Saved entries
--------------------------------------------------
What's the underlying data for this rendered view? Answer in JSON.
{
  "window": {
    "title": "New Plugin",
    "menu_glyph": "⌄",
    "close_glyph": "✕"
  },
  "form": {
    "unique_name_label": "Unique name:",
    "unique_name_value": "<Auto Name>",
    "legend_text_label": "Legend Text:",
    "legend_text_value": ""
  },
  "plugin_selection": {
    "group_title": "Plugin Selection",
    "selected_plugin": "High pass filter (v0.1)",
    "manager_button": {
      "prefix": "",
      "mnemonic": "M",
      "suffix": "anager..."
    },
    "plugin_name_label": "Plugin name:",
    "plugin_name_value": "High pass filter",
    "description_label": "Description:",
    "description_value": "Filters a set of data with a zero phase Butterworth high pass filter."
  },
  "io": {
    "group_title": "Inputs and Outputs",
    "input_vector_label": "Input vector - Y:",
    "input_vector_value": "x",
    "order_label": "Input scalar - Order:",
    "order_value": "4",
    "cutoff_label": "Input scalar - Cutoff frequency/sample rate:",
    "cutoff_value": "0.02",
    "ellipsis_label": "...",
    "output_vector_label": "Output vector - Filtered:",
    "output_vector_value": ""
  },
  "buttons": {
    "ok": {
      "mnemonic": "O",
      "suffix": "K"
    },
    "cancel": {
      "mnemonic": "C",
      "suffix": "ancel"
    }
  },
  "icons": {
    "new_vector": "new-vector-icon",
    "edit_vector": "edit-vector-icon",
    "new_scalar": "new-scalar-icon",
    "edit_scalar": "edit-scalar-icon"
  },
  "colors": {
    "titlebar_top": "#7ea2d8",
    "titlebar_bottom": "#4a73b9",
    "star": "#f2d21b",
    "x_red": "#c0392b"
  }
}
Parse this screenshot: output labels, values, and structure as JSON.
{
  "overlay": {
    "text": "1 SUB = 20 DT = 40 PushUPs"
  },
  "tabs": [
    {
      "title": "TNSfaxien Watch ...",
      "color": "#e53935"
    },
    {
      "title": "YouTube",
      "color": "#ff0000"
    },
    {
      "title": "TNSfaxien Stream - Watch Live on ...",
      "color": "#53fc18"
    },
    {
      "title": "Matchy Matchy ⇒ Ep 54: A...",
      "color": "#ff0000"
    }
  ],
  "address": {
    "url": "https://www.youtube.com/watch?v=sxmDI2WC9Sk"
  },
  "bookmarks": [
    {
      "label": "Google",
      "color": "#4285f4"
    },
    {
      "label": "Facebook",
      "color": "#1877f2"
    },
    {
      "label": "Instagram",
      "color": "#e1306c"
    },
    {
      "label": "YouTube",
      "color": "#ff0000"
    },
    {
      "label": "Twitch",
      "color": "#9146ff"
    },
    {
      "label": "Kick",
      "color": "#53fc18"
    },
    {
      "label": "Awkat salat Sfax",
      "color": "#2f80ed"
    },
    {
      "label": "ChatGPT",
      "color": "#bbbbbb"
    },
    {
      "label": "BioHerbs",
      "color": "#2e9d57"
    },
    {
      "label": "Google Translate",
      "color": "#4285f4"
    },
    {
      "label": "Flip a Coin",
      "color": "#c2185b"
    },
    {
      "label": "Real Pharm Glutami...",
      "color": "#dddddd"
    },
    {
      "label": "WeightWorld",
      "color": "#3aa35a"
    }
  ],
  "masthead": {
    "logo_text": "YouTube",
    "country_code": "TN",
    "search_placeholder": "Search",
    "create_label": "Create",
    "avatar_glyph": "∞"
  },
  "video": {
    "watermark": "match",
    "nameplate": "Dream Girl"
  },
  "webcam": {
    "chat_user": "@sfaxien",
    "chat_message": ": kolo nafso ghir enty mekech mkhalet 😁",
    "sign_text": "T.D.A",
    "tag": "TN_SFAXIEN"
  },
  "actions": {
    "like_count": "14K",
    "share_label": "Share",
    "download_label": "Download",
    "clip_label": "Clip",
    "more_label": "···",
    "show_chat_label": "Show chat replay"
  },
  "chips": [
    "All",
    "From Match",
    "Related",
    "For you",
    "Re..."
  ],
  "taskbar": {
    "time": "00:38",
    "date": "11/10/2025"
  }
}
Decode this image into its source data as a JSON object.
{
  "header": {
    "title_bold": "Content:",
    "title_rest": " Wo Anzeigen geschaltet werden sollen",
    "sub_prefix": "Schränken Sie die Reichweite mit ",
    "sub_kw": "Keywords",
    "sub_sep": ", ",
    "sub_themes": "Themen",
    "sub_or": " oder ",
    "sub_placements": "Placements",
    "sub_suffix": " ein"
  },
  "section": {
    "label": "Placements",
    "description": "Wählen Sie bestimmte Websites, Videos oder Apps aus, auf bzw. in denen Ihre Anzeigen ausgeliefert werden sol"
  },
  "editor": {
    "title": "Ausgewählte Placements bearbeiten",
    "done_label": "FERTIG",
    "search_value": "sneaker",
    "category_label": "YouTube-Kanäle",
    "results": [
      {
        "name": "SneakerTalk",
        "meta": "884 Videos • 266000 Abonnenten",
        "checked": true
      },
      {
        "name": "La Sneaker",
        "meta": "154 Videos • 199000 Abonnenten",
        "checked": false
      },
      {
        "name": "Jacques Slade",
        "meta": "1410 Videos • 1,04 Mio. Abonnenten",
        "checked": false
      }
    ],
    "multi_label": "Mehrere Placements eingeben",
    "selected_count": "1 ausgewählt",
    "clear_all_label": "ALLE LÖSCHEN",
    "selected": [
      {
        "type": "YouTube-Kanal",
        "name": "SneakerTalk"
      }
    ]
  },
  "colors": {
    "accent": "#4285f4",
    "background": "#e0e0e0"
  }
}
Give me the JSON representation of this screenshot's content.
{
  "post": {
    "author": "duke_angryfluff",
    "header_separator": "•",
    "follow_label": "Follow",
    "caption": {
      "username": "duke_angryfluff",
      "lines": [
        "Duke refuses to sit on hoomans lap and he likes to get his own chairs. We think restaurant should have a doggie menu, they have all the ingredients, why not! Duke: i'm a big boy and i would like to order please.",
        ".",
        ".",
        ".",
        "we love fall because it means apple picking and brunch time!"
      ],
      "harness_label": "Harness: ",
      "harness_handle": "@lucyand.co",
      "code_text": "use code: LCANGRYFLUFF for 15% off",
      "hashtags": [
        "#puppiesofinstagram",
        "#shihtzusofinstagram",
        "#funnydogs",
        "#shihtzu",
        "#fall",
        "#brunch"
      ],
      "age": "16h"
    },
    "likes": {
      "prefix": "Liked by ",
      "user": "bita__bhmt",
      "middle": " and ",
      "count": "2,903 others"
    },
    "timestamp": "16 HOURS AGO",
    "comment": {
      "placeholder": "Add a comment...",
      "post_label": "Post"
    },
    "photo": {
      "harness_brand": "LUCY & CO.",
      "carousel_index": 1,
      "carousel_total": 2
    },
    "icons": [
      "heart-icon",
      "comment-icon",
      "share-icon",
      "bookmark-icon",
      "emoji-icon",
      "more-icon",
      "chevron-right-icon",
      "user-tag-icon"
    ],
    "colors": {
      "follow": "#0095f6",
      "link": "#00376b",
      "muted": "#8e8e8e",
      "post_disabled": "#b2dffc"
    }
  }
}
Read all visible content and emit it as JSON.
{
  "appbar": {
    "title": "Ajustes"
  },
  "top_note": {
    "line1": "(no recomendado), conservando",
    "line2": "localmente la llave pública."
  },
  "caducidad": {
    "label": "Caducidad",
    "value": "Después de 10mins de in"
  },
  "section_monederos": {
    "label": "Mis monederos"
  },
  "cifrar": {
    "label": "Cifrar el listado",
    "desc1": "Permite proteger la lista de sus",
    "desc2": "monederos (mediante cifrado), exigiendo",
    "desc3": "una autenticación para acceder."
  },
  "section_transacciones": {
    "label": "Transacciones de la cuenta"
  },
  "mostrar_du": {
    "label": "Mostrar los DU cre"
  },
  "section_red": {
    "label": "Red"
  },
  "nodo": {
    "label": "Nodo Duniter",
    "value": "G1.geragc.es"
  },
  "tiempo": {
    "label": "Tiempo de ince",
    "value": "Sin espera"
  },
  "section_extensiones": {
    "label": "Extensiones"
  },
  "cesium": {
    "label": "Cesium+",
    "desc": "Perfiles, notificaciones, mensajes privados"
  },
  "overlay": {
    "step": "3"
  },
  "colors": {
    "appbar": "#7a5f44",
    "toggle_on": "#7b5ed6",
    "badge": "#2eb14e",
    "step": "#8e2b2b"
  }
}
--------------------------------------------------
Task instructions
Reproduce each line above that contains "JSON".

Answer for this exercise
What's the underlying data for this rendered view? Answer in JSON.
Parse this screenshot: output labels, values, and structure as JSON.
Decode this image into its source data as a JSON object.
Give me the JSON representation of this screenshot's content.
Read all visible content and emit it as JSON.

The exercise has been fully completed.